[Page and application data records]
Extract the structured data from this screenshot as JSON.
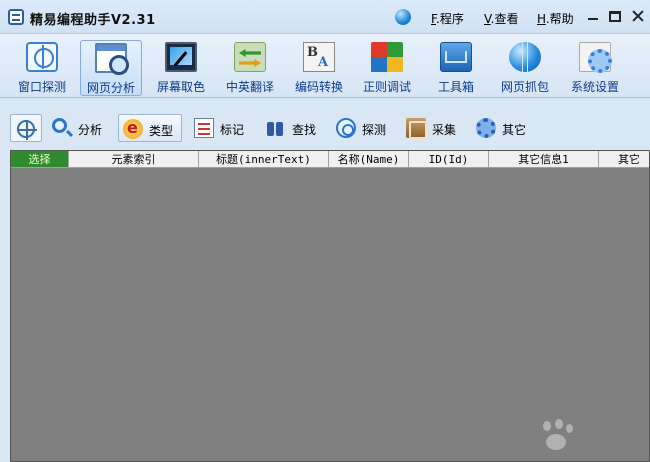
{
  "window": {
    "title": "精易编程助手V2.31",
    "menu": [
      {
        "key": "F",
        "label": "程序"
      },
      {
        "key": "V",
        "label": "查看"
      },
      {
        "key": "H",
        "label": "帮助"
      }
    ]
  },
  "toolbar": {
    "items": [
      {
        "label": "窗口探测",
        "icon": "window-probe-icon"
      },
      {
        "label": "网页分析",
        "icon": "web-analyze-icon",
        "active": true
      },
      {
        "label": "屏幕取色",
        "icon": "screen-color-picker-icon"
      },
      {
        "label": "中英翻译",
        "icon": "translate-icon"
      },
      {
        "label": "编码转换",
        "icon": "encoding-convert-icon"
      },
      {
        "label": "正则调试",
        "icon": "regex-debug-icon"
      },
      {
        "label": "工具箱",
        "icon": "toolbox-icon"
      },
      {
        "label": "网页抓包",
        "icon": "packet-capture-icon"
      },
      {
        "label": "系统设置",
        "icon": "system-settings-icon"
      }
    ]
  },
  "subtoolbar": {
    "items": [
      {
        "label": "分析",
        "icon": "analyze-icon"
      },
      {
        "label": "类型",
        "icon": "type-icon",
        "active": true
      },
      {
        "label": "标记",
        "icon": "mark-icon"
      },
      {
        "label": "查找",
        "icon": "find-icon"
      },
      {
        "label": "探测",
        "icon": "probe-icon"
      },
      {
        "label": "采集",
        "icon": "collect-icon"
      },
      {
        "label": "其它",
        "icon": "other-icon"
      }
    ]
  },
  "grid": {
    "columns": [
      "选择",
      "元素索引",
      "标题(innerText)",
      "名称(Name)",
      "ID(Id)",
      "其它信息1",
      "其它"
    ],
    "rows": []
  }
}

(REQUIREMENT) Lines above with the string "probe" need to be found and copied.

(ANSWER SPACE)
        "icon": "window-probe-icon"
        "icon": "probe-icon"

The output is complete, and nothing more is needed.